You may want to take a friend or family member with you to help ask questions, take notes and give you support.
You may also record the discussion so you can review it later.
It’s a good idea to bring a list of questions and concerns. The following questions may be useful for your discussion.
- Why is this study being done?
- Who is sponsoring this study?
- Can I join? How long do I have to decide about joining?
- What are the potential risks and benefits of joining this clinical trial? What risks and benefits are most likely for me?
- What were the results of other studies on this treatment or technique?
- Who chooses which type of treatment or procedure I will have?
- Will I get a placebo?
- What tests or treatments are involved?
- How do the tests and treatments in this study compare to those in standard care?
- How often do I need to come in for treatment and testing? What kinds of tests will be done?
- How will you know if the treatment is working?
- What medical expenses will be paid by the clinical trial? Will my insurance cover the remaining costs or will I need to pay for them myself?
- Will costs such as parking be covered?
- Where is this study being done? Do I have to travel to participate? Should someone come with me?
- How long will I be in the study?
- What happens when the study ends? Is there long-term follow-up care? If the treatment is working for me, can I continue to get it after the study ends?
- What happens if I am harmed somehow in the study? Is medical care provided and paid for by the study?
- Is there a person already enrolled in the study that I can talk with?
- How will I be told about the results of the study?
- How will my personal information be protected in this study?
- Who can I contact if I have more questions during or after the trial?
- Are there other clinical trials I should consider that might offer more benefit for me?
(Adapted from National Cancer Institute materials ).
It may be helpful to download and print Susan G. Komen®‘s Questions to Ask Your Doctor card on clinical trials and take it with you to your next doctor appointment. There’s plenty of space to write down the answers to these questions, which you can refer back to later.
You can also download other Questions to Ask Your Doctor cards on many different breast cancer topics.
Who Sponsors Clinical Trials?
Most clinical trials are funded by the National Cancer Institute (NCI), a government agency.

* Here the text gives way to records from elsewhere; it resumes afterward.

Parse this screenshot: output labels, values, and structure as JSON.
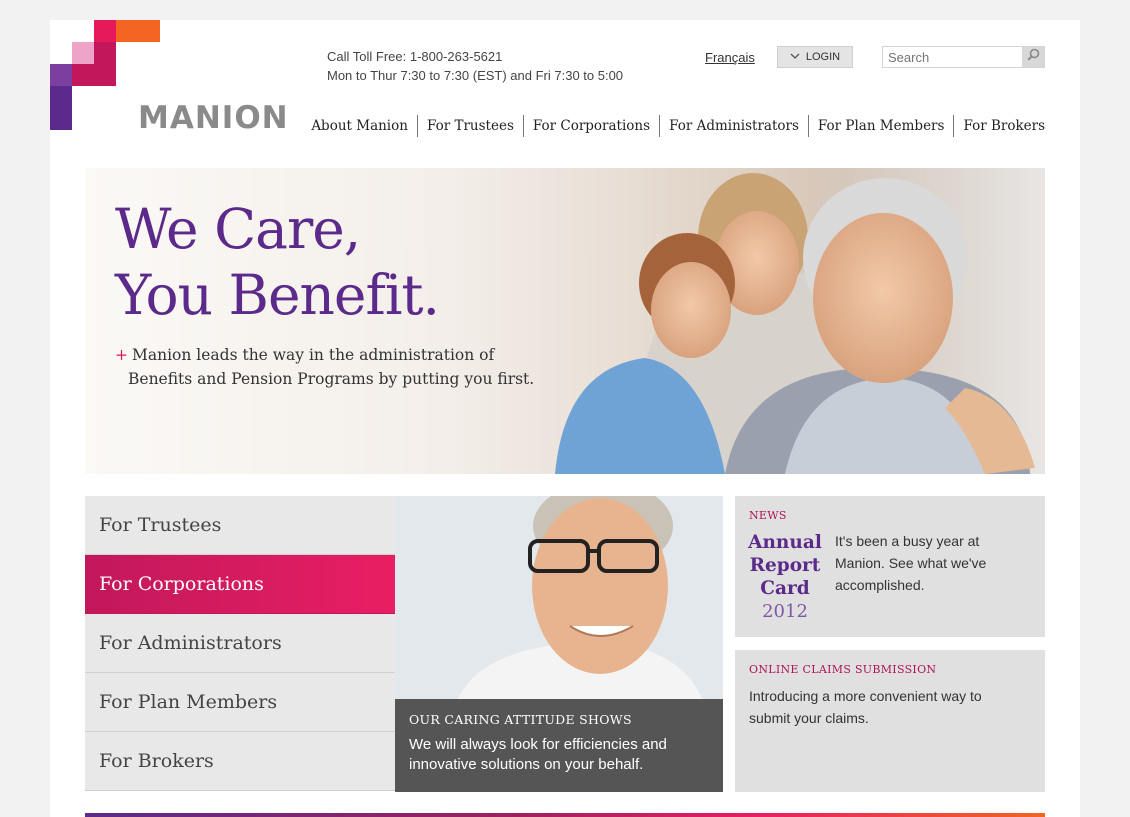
{
  "brand": {
    "name": "MANION",
    "colors": {
      "purple": "#5b2a8a",
      "magenta": "#d81b60",
      "orange": "#f26522",
      "gray": "#8a8a8a"
    }
  },
  "header": {
    "phone_line": "Call Toll Free: 1-800-263-5621",
    "hours_line": "Mon to Thur 7:30 to 7:30 (EST) and Fri 7:30 to 5:00",
    "language_link": "Français",
    "login_label": "LOGIN",
    "search_placeholder": "Search"
  },
  "nav": {
    "items": [
      {
        "label": "About Manion"
      },
      {
        "label": "For Trustees"
      },
      {
        "label": "For Corporations"
      },
      {
        "label": "For Administrators"
      },
      {
        "label": "For Plan Members"
      },
      {
        "label": "For Brokers"
      }
    ]
  },
  "hero": {
    "headline_line1": "We Care,",
    "headline_line2": "You Benefit.",
    "tagline_line1": "Manion leads the way in the administration of",
    "tagline_line2": "Benefits and Pension Programs by putting you first.",
    "tagline_marker": "+"
  },
  "side_menu": {
    "active_index": 1,
    "items": [
      {
        "label": "For Trustees"
      },
      {
        "label": "For Corporations"
      },
      {
        "label": "For Administrators"
      },
      {
        "label": "For Plan Members"
      },
      {
        "label": "For Brokers"
      }
    ]
  },
  "feature": {
    "heading": "OUR CARING ATTITUDE SHOWS",
    "body": "We will always look for efficiencies and innovative solutions on your behalf."
  },
  "news": {
    "label": "NEWS",
    "badge_line1": "Annual",
    "badge_line2": "Report",
    "badge_line3": "Card",
    "badge_year": "2012",
    "text": "It's been a busy year at Manion. See what we've accomplished."
  },
  "claims": {
    "label": "ONLINE CLAIMS SUBMISSION",
    "text": "Introducing a more convenient way to submit your claims."
  }
}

NCI also sponsors groups that study the same cancer topic, such as the American College of Radiology Imaging Network. These groups include hospitals, universities and physicians who work together to study cancer issues.
The Department of Defense and the Department of Veterans Affairs are other government sources of funding for clinical trials.
Where to Find Clinical Trials
BreastCancerTrials.org in collaboration with Susan G. Komen® offers a custom matching service to help you find a clinical trial that fits your needs.
Susan G. Komen® Breast Cancer Clinical Trial Information Helpline
|If you or a loved one needs information or resources about clinical trials, call our Clinical Trial Information Helpline at 1-877 GO KOMEN (1-877- 465- 6636) or email firstname.lastname@example.org.
The Helpline offers breast cancer clinical trial education and support, such as:
For people diagnosed with metastatic breast cancer, BreastCancerTrials.org in collaboration with Komen offers a web-based personalized clinical trial matching tool – the Metastatic Trial Search. This tool makes finding metastatic breast cancer clinical trial options easy and fast.
Metastatic Trial Research Tool
The following websites offer information on clinical trials and help in finding a clinical trial.
CenterWatch clinical trials listing service
Coalition of Cancer Cooperative Groups
National Cancer Institute (NCI) clinical trials website